  8. When your potatoes are light brown and almost done roasting, take them out of the oven and cover with your vegetables and cheese.
  9. Pour eggs on top, cover the dish with foil and bake for 20 minutes. Remove the foil and bake another 10 minutes, or until the eggs set in the center.

Remember, bring your appetite for this dish, because it’s very nutritious and filling! Enjoy!

Crunchy Roasted Granola

Buying cereal in Switzerland is nothing like back in the States. At home, cereal can be found on its own aisle! You could probably fit 10 Swiss aisles into one US cereal aisle!

My husband once told me that when he moved to the US, he kind of panicked whenever he made his way to the cereal aisle. He’d observe what locals were buying and quickly grab something and continue with his shopping. Considering many shoppers were parents buying their kids ultra, frosted, sugar-glazed cereal — he quickly opted for another method. As an American, I guess I’d never thought about the amount of choices being overwhelming.

Actually, when I moved to Switzerland, I practically couldn’t find the cereal aisle. Well, it wasn’t really an aisle, rather a small section of an aisle with probably no more than 10 – 15 choices of cereal.

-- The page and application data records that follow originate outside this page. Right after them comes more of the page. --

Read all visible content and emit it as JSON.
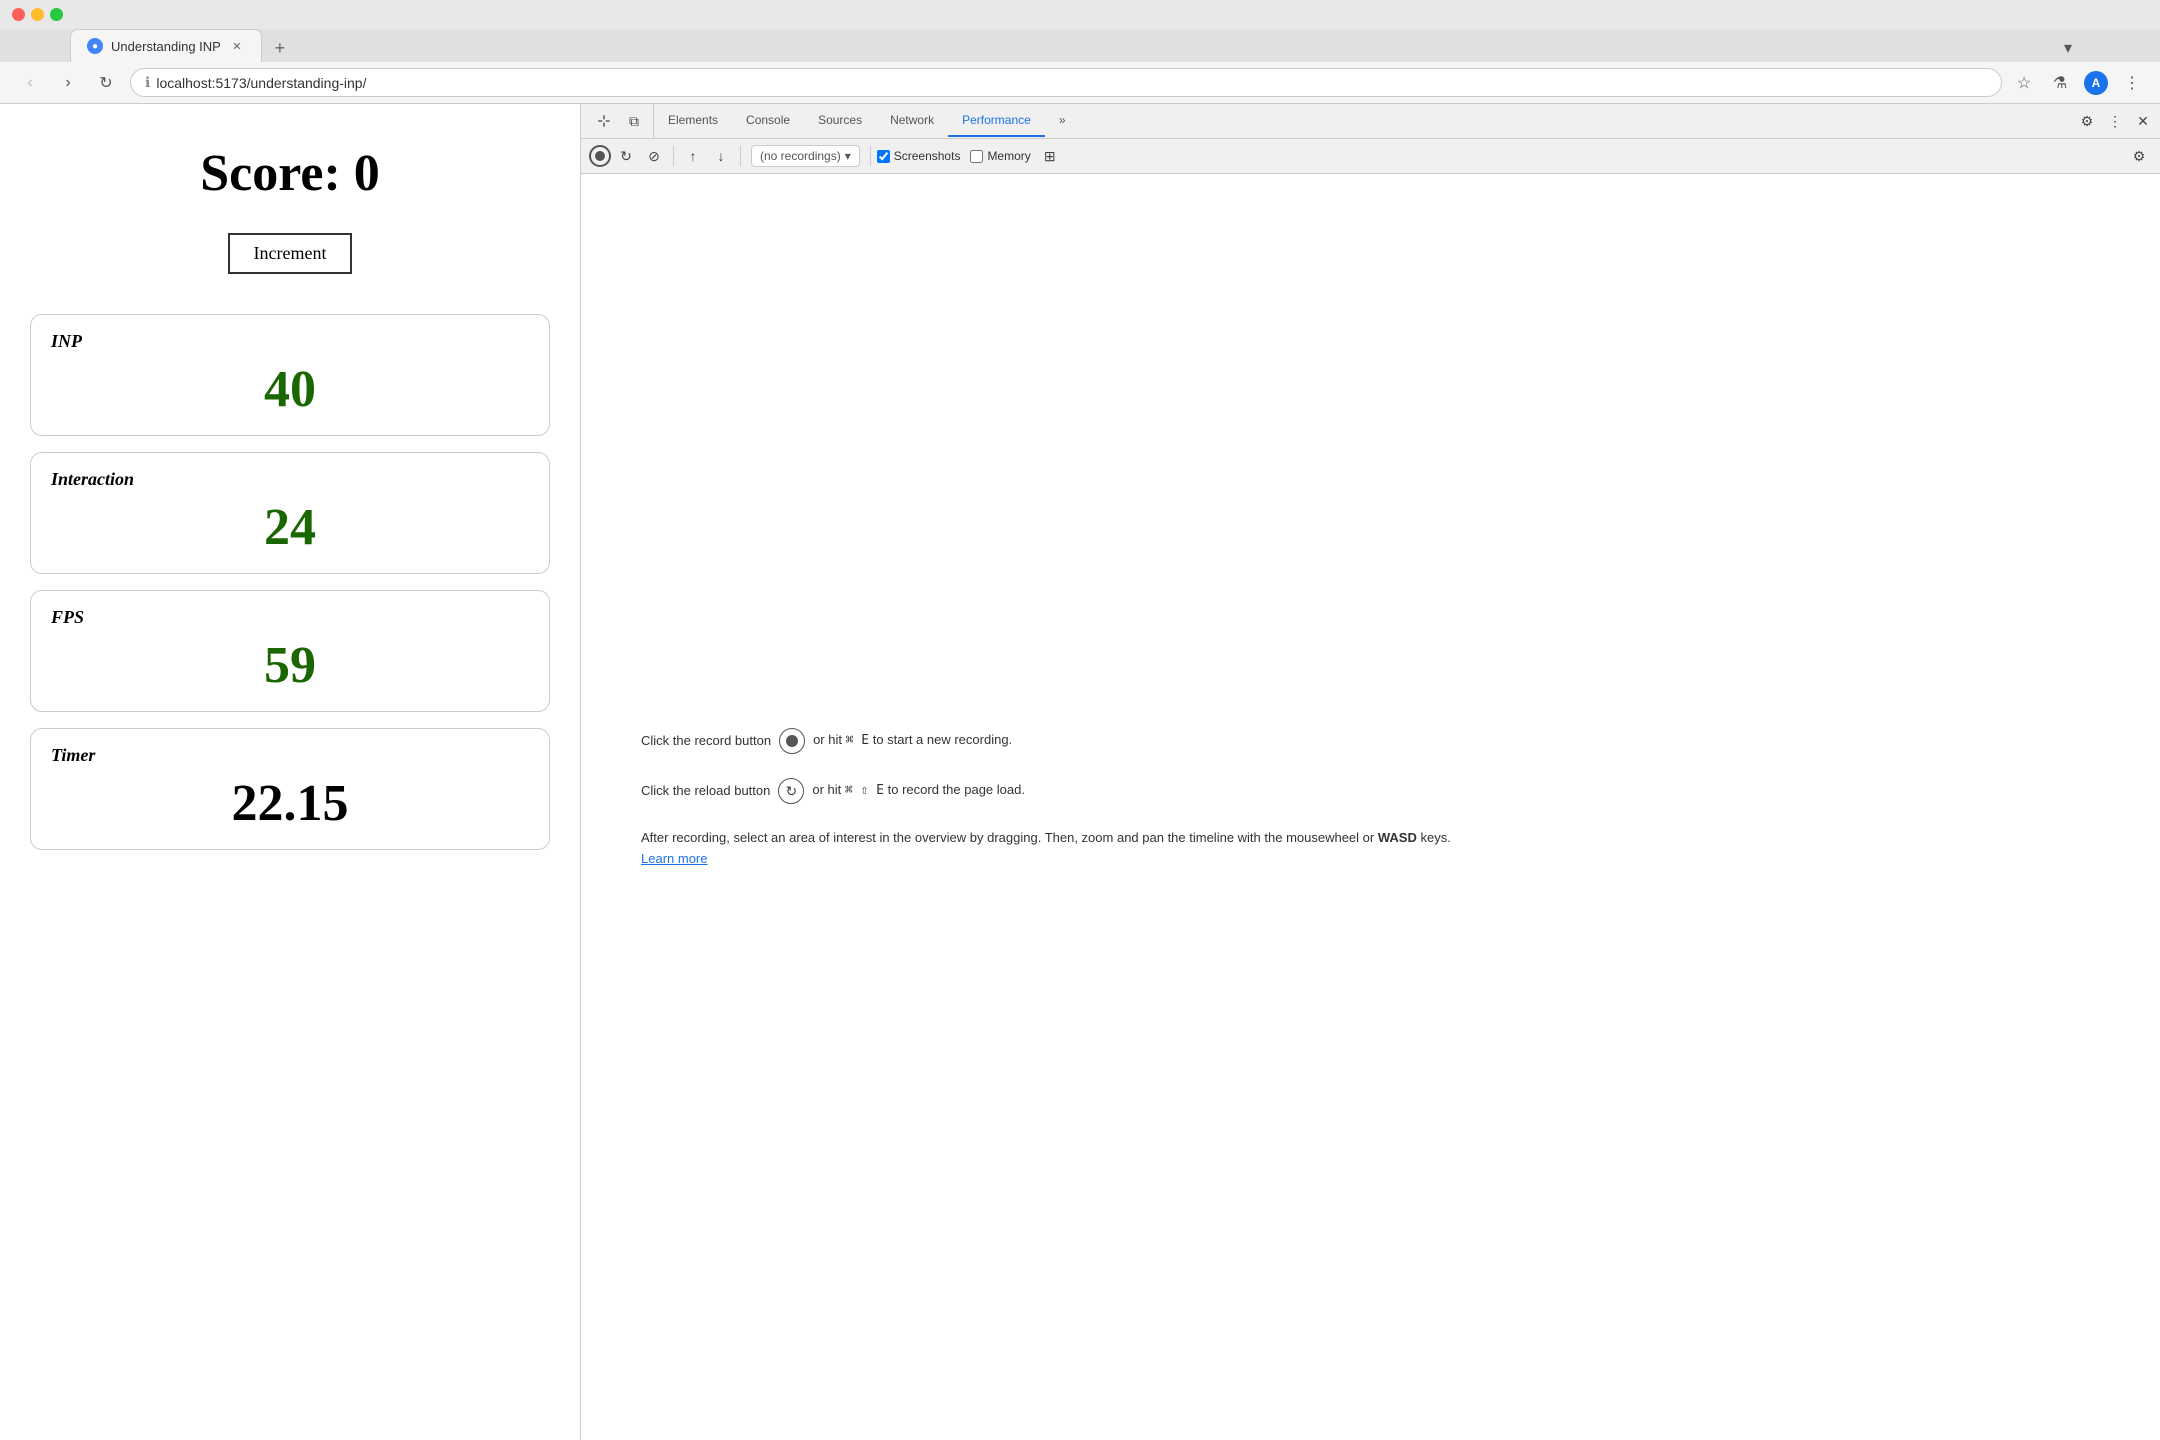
{
  "browser": {
    "tab_title": "Understanding INP",
    "url": "localhost:5173/understanding-inp/",
    "new_tab_symbol": "+",
    "dropdown_symbol": "▾"
  },
  "devtools": {
    "tabs": [
      "Elements",
      "Console",
      "Sources",
      "Network",
      "Performance"
    ],
    "active_tab": "Performance",
    "more_tabs_symbol": "»",
    "recordings_placeholder": "(no recordings)",
    "screenshots_label": "Screenshots",
    "memory_label": "Memory",
    "screenshots_checked": true,
    "memory_checked": false
  },
  "webpage": {
    "score_label": "Score: 0",
    "increment_button": "Increment",
    "metrics": [
      {
        "id": "inp",
        "label": "INP",
        "value": "40",
        "is_timer": false
      },
      {
        "id": "interaction",
        "label": "Interaction",
        "value": "24",
        "is_timer": false
      },
      {
        "id": "fps",
        "label": "FPS",
        "value": "59",
        "is_timer": false
      },
      {
        "id": "timer",
        "label": "Timer",
        "value": "22.15",
        "is_timer": true
      }
    ]
  },
  "devtools_content": {
    "record_instruction": "Click the record button",
    "record_shortcut": "⌘ E",
    "record_suffix": "to start a new recording.",
    "reload_instruction": "Click the reload button",
    "reload_shortcut": "⌘ ⇧ E",
    "reload_suffix": "to record the page load.",
    "detail_text": "After recording, select an area of interest in the overview by dragging. Then, zoom and pan the timeline with the mousewheel or",
    "wasd_label": "WASD",
    "detail_suffix": "keys.",
    "learn_more": "Learn more"
  }
}
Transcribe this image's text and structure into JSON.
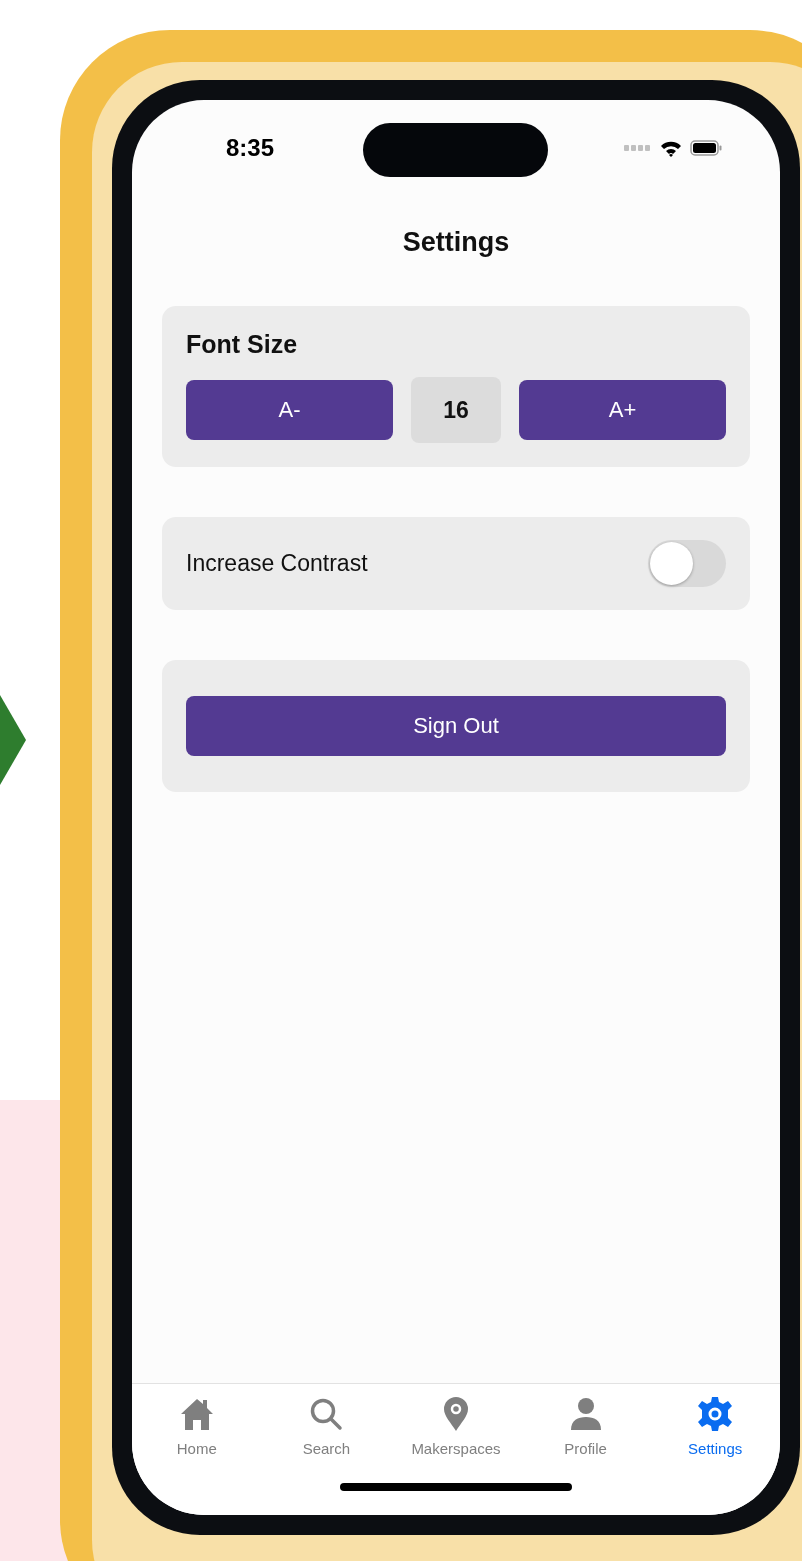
{
  "status_bar": {
    "time": "8:35"
  },
  "header": {
    "title": "Settings"
  },
  "font_size": {
    "label": "Font Size",
    "decrease": "A-",
    "value": "16",
    "increase": "A+"
  },
  "contrast": {
    "label": "Increase Contrast",
    "on": false
  },
  "sign_out": {
    "label": "Sign Out"
  },
  "tabs": [
    {
      "label": "Home",
      "kind": "home",
      "selected": false
    },
    {
      "label": "Search",
      "kind": "search",
      "selected": false
    },
    {
      "label": "Makerspaces",
      "kind": "pin",
      "selected": false
    },
    {
      "label": "Profile",
      "kind": "person",
      "selected": false
    },
    {
      "label": "Settings",
      "kind": "gear",
      "selected": true
    }
  ]
}
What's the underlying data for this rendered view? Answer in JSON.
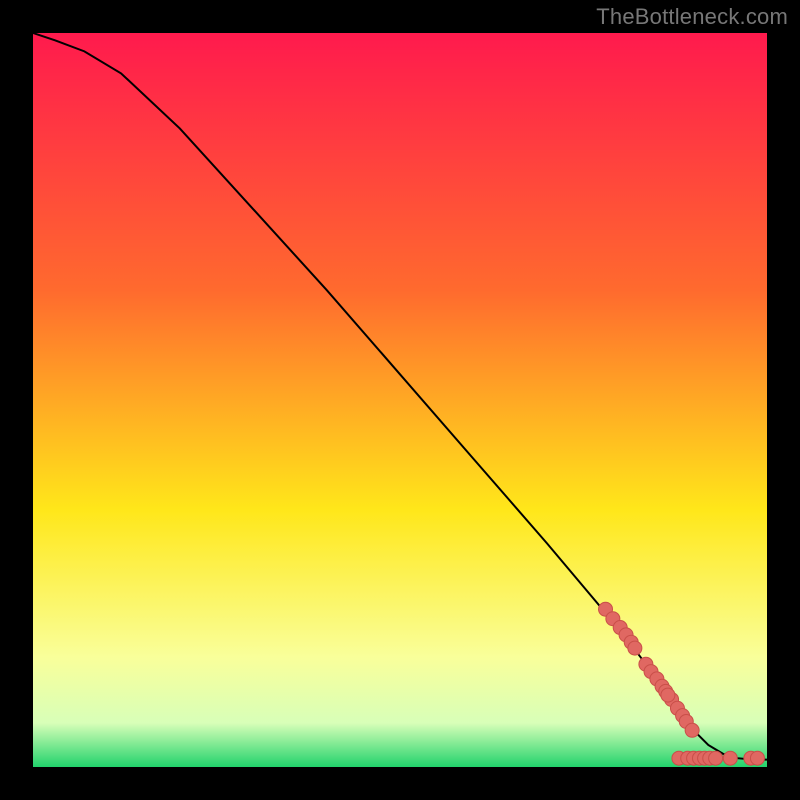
{
  "watermark": "TheBottleneck.com",
  "colors": {
    "background_black": "#000000",
    "gradient_top": "#ff1a4d",
    "gradient_mid1": "#ff6a2e",
    "gradient_mid2": "#ffe71a",
    "gradient_mid3": "#f9ff9a",
    "gradient_bottom_upper": "#d8ffb8",
    "gradient_bottom": "#22d36c",
    "curve": "#000000",
    "marker_fill": "#e06862",
    "marker_stroke": "#c94f49"
  },
  "chart_data": {
    "type": "line",
    "title": "",
    "xlabel": "",
    "ylabel": "",
    "xlim": [
      0,
      100
    ],
    "ylim": [
      0,
      100
    ],
    "grid": false,
    "legend": false,
    "series": [
      {
        "name": "curve",
        "kind": "line",
        "x": [
          0,
          3,
          7,
          12,
          20,
          30,
          40,
          50,
          60,
          70,
          78,
          82,
          85,
          88,
          90,
          92,
          94,
          96,
          98,
          100
        ],
        "y": [
          100,
          99,
          97.5,
          94.5,
          87,
          76,
          65,
          53.5,
          42,
          30.5,
          21,
          16,
          12,
          8,
          5,
          3,
          1.8,
          1.2,
          1,
          1
        ]
      },
      {
        "name": "markers",
        "kind": "scatter",
        "points": [
          {
            "x": 78,
            "y": 21.5
          },
          {
            "x": 79,
            "y": 20.2
          },
          {
            "x": 80,
            "y": 19
          },
          {
            "x": 80.8,
            "y": 18
          },
          {
            "x": 81.5,
            "y": 17
          },
          {
            "x": 82,
            "y": 16.2
          },
          {
            "x": 83.5,
            "y": 14
          },
          {
            "x": 84.2,
            "y": 13
          },
          {
            "x": 85,
            "y": 12
          },
          {
            "x": 85.7,
            "y": 11
          },
          {
            "x": 86.2,
            "y": 10.3
          },
          {
            "x": 87,
            "y": 9.2
          },
          {
            "x": 87.8,
            "y": 8
          },
          {
            "x": 88.5,
            "y": 7
          },
          {
            "x": 89,
            "y": 6.2
          },
          {
            "x": 89.8,
            "y": 5
          },
          {
            "x": 86.5,
            "y": 9.8
          },
          {
            "x": 88,
            "y": 1.2
          },
          {
            "x": 89.2,
            "y": 1.2
          },
          {
            "x": 90,
            "y": 1.2
          },
          {
            "x": 90.8,
            "y": 1.2
          },
          {
            "x": 91.5,
            "y": 1.2
          },
          {
            "x": 92.2,
            "y": 1.2
          },
          {
            "x": 93,
            "y": 1.2
          },
          {
            "x": 95,
            "y": 1.2
          },
          {
            "x": 97.8,
            "y": 1.2
          },
          {
            "x": 98.7,
            "y": 1.2
          }
        ]
      }
    ]
  }
}
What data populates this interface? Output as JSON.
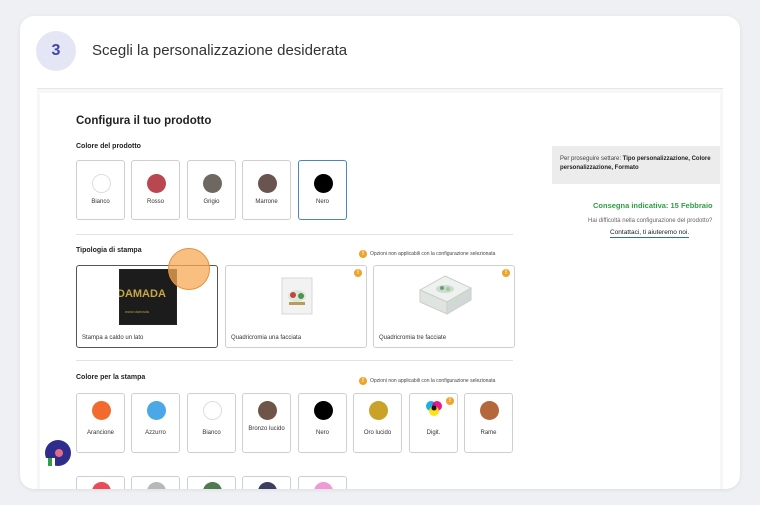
{
  "step": {
    "number": "3",
    "title": "Scegli la personalizzazione desiderata"
  },
  "config": {
    "title": "Configura il tuo prodotto",
    "product_color": {
      "label": "Colore del prodotto",
      "options": [
        {
          "label": "Bianco",
          "color": "#ffffff"
        },
        {
          "label": "Rosso",
          "color": "#b9474f"
        },
        {
          "label": "Grigio",
          "color": "#6e6860"
        },
        {
          "label": "Marrone",
          "color": "#6a5450"
        },
        {
          "label": "Nero",
          "color": "#000000",
          "selected": true
        }
      ]
    },
    "print_type": {
      "label": "Tipologia di stampa",
      "warning": "Opzioni non applicabili con la configurazione selezionata",
      "options": [
        {
          "label": "Stampa a caldo un lato",
          "selected": true,
          "image_text": "DAMADA"
        },
        {
          "label": "Quadricromia una facciata",
          "warning": true
        },
        {
          "label": "Quadricromia tre facciate",
          "warning": true
        }
      ]
    },
    "print_color": {
      "label": "Colore per la stampa",
      "warning": "Opzioni non applicabili con la configurazione selezionata",
      "options": [
        {
          "label": "Arancione",
          "color": "#f26a2e"
        },
        {
          "label": "Azzurro",
          "color": "#4aa8e6"
        },
        {
          "label": "Bianco",
          "color": "#ffffff"
        },
        {
          "label": "Bronzo lucido",
          "color": "#6e5548"
        },
        {
          "label": "Nero",
          "color": "#000000"
        },
        {
          "label": "Oro lucido",
          "color": "#c9a227"
        },
        {
          "label": "Digit.",
          "color": "cmyk",
          "warning": true
        },
        {
          "label": "Rame",
          "color": "#b4673a"
        }
      ],
      "partial_row_colors": [
        "#e94b57",
        "#b8b8b8",
        "#4f7a4f",
        "#3d3f60",
        "#ee9ad6"
      ]
    }
  },
  "sidebar": {
    "info_prefix": "Per proseguire settare: ",
    "info_bold": "Tipo personalizzazione, Colore personalizzazione, Formato",
    "delivery": "Consegna indicativa: 15 Febbraio",
    "help_question": "Hai difficoltà nella configurazione del prodotto?",
    "help_link": "Contattaci, ti aiuteremo noi."
  },
  "colors": {
    "accent": "#3d46a8",
    "success": "#2f9e44",
    "warning": "#f0a32a",
    "link_underline": "#2a6cb5"
  }
}
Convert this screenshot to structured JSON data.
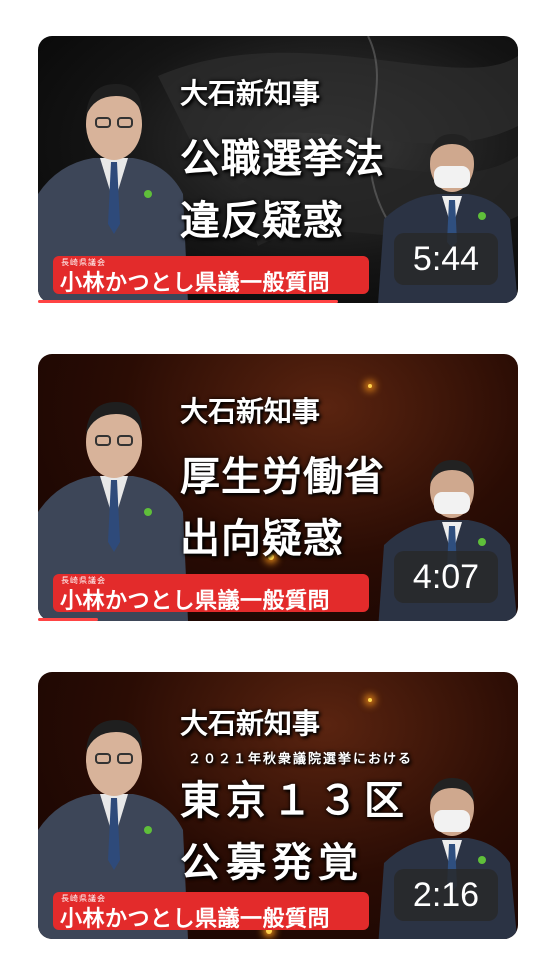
{
  "videos": [
    {
      "title_small": "大石新知事",
      "subtitle": "",
      "title_line1": "公職選挙法",
      "title_line2": "違反疑惑",
      "banner_small": "長崎県議会",
      "banner_main": "小林かつとし県議一般質問",
      "duration": "5:44",
      "theme": "dark"
    },
    {
      "title_small": "大石新知事",
      "subtitle": "",
      "title_line1": "厚生労働省",
      "title_line2": "出向疑惑",
      "banner_small": "長崎県議会",
      "banner_main": "小林かつとし県議一般質問",
      "duration": "4:07",
      "theme": "ember"
    },
    {
      "title_small": "大石新知事",
      "subtitle": "２０２１年秋衆議院選挙における",
      "title_line1": "東京１３区",
      "title_line2": "公募発覚",
      "banner_small": "長崎県議会",
      "banner_main": "小林かつとし県議一般質問",
      "duration": "2:16",
      "theme": "ember"
    }
  ],
  "colors": {
    "banner": "#e32b2b",
    "progress": "#ff4444",
    "duration_bg": "#282828"
  }
}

Crazy as it sounds, I suddenly spent more time, trying to figure out, which cereal to select. With only a few choices, I felt the need to read the ingredient list and nutritional information on every box, to do a price comparison to figure out the most economical choice. Well, this is Switzerland and I shortly realized, economical is not part of the vocabulary here. Things are pricey! I just couldn’t justify paying 7 dollars for a tiny bag of organic granola. In the end, I walked away from my few choices, deciding not buy anything at all.

This worked out well for me, because I discovered, making my own granola was just as good, if not better than store-bought granola. Best of all, it costs a fraction of the price. Here’s my recipe for crunchy granola. You can adapt it to your liking.

What you need (feel free to double the recipe if you’re cooking for more than 2 people).

  • 3 cups of oats (not the instant kind)
  • 1 cup of chopped nuts and/or seeds of your choice (I used pecan and sunflower)
  • 1 tsp of cinnamon
  • pinch of salt
  • 1/4 – 1/2 cup of molasses, maple syrup or honey (I used molasses)
  • 1 cup of raisins or dried fruits/berries of choice. Add in some chocolate chips to if you’d like.

How you make it.

  1. Preheat oven to 300 F (150 C)
  2. Place oats in a large skillet and cook on low heat for about 5 minutes, stirring occasionally.
  3. Throw in your seeds/nuts and cook on low heat with oats for about 2-3 minutes, stirring occasionally.
  4. Pour into a baking dish (9×13), sprinkle with cinnamon, throw in salt, mix well
  5. Add your sweetener (i.e. honey, molasses or syrup) and mix well.
  6. Bake in the oven for 20 minutes, remove and allow to cook on a wire rack.
  7. Once  your mixture cools, stir in dried fruit/berries and refrigerate in an air tight container for as long as you’d like.

Play around with the recipe and make it with the things you love. This tastes great with milk, plain yogurt or by itself. I like to make a frozen yogurt parfait: blueberries, topped with plain yogurt, topped with granola – pop it in the freezer for a few hours and enjoy!